and BRKB) are among the most popular
on today's market. The company is a holding
company that either owns other
services or has a major stake in them. A few of the company's
biggest holdings include Apple, Bank of America
Both offer diversification across
market sectors. But while ETFs are
typically passively invested, looking for
to track a benchmark index, Berkshire Hathaway actively buys
stocks and services. As you
check out whether purchasing Berkshire Hathaway is a good concept for you, it can help to get some
hands-on aid from a financial
The company provides two kinds
of shares: Class A and Class B. Berkshire's Class A shares are
expensive than Class B. This is since they have actually never
divided, regardless of the
rate being in the six figures now.
Buffet actually produced Class B
shares so that his business would be within reach of
But in 2010, they did a 50-to-1 split, so that Class B shares
were selling at 1/1,500 the rate of
Class A shares. As soon as you know which
Berkshire shares you can pay for, you'll require
to choose a brokerage. Some companies have
in-person and over-the-phone services, whereas others are
completely online platforms or apps.
Brokerage Contrast Merrill Edge $0 for online trades; $29.

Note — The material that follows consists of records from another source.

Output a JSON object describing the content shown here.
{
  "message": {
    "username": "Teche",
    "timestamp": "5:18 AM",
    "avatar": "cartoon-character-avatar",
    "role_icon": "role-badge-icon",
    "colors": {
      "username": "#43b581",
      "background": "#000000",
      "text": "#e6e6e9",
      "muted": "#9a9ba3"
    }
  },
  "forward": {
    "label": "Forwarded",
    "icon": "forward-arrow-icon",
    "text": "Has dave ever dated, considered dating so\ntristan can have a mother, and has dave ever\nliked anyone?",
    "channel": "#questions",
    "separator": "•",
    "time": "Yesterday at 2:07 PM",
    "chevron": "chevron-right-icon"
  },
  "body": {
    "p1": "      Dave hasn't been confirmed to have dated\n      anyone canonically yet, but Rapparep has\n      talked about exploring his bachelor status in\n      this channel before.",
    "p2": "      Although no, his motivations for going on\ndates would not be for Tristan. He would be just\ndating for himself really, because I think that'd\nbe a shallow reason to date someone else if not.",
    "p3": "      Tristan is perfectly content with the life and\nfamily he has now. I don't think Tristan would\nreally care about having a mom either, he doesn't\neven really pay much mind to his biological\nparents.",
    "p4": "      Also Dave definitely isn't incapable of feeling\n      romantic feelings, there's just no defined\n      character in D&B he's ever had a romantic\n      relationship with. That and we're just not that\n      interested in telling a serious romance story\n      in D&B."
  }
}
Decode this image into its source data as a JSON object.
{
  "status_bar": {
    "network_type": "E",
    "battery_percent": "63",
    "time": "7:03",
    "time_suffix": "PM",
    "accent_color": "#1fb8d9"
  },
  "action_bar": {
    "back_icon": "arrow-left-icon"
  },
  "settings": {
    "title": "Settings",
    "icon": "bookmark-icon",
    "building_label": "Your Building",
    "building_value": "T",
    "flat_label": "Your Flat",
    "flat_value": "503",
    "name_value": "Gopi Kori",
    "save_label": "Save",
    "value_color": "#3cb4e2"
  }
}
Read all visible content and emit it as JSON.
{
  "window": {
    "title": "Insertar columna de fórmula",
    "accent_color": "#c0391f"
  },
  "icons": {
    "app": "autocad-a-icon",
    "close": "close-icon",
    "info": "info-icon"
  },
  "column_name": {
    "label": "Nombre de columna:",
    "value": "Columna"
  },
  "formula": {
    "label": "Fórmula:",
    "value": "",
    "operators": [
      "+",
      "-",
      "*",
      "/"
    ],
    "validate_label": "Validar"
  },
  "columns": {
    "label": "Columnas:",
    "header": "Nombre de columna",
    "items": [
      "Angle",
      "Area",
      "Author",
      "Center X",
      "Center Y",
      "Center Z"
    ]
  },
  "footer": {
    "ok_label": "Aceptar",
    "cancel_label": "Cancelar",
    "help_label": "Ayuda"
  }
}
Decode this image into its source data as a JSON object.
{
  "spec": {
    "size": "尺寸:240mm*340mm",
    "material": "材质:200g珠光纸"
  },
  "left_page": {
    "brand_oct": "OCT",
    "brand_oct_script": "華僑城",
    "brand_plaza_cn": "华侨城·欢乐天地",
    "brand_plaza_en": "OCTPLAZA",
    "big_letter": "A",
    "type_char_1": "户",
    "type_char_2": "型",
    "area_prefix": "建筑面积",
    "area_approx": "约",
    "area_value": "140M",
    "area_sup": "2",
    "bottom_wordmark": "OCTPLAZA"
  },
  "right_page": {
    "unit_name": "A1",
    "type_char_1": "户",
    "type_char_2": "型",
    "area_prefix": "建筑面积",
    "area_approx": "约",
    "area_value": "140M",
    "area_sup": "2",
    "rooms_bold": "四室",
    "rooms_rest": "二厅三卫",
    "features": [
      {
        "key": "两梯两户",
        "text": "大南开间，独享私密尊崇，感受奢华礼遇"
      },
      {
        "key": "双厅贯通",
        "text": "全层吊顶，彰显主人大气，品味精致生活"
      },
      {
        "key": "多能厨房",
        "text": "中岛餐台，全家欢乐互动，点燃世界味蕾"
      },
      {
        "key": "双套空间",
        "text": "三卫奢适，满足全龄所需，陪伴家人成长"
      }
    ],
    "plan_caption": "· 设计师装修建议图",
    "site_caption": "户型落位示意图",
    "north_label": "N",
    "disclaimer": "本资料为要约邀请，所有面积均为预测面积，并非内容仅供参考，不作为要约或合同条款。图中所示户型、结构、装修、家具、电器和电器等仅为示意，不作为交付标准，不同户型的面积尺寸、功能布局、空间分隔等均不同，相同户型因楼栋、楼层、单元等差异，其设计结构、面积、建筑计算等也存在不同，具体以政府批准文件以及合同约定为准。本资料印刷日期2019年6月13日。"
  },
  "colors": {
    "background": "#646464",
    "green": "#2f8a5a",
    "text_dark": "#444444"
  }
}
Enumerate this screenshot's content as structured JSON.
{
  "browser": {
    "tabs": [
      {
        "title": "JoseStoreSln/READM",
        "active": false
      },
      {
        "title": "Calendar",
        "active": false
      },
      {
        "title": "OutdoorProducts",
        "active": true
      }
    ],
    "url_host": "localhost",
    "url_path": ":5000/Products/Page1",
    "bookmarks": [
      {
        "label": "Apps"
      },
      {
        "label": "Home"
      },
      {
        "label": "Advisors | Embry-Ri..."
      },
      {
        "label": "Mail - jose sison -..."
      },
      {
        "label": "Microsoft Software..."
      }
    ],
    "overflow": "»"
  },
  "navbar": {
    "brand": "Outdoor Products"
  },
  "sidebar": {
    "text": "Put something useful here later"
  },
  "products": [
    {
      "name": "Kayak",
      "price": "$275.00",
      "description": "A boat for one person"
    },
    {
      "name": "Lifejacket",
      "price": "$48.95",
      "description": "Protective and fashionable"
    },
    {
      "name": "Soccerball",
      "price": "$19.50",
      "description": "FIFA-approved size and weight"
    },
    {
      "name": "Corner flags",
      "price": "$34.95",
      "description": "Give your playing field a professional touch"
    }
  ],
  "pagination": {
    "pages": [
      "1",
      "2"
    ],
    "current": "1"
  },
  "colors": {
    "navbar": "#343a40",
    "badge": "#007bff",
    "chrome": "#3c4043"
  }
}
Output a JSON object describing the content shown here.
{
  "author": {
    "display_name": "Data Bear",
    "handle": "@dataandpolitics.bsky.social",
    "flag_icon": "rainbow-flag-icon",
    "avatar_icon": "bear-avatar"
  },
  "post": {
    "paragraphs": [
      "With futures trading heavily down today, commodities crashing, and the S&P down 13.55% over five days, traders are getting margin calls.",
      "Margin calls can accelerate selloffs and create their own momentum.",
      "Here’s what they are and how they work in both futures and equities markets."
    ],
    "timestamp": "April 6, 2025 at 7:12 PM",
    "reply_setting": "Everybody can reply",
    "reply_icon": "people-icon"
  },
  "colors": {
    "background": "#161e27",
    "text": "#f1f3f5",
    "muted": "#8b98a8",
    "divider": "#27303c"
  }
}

95 for rep-assisted trades $0 Bank of America account holders
Client assistance users Robinhood $0 $0
Mobile/online traders Self-sufficient
financiers As soon as your account is
moneyed, it's time to grab your slice of
Berkshire Hathaway. Lots of brokers will
offer two unique ways of
purchase: limitation orders and market orders.
A limitation order, on the other hand,
enables you to set a particular
price that Berkshire shares must reach
before your account triggers a purchase.
Although more expensive than an online brokerage account, a
financial consultant is an excellent financial investment
alternative for rookie
investors or people who do not have
time to manage an account personally.
neglect this holistic approach,
however the benefits for working with an
can be considerable. A holding
business is a business
that owns many other companies, and
Berkshire Hathaway is the cream of the crop. Warren
Buffett, aka the Oracle of Omaha, and his group are
always trying to find
brand-new stocks to bring into Berkshire's group of holdings.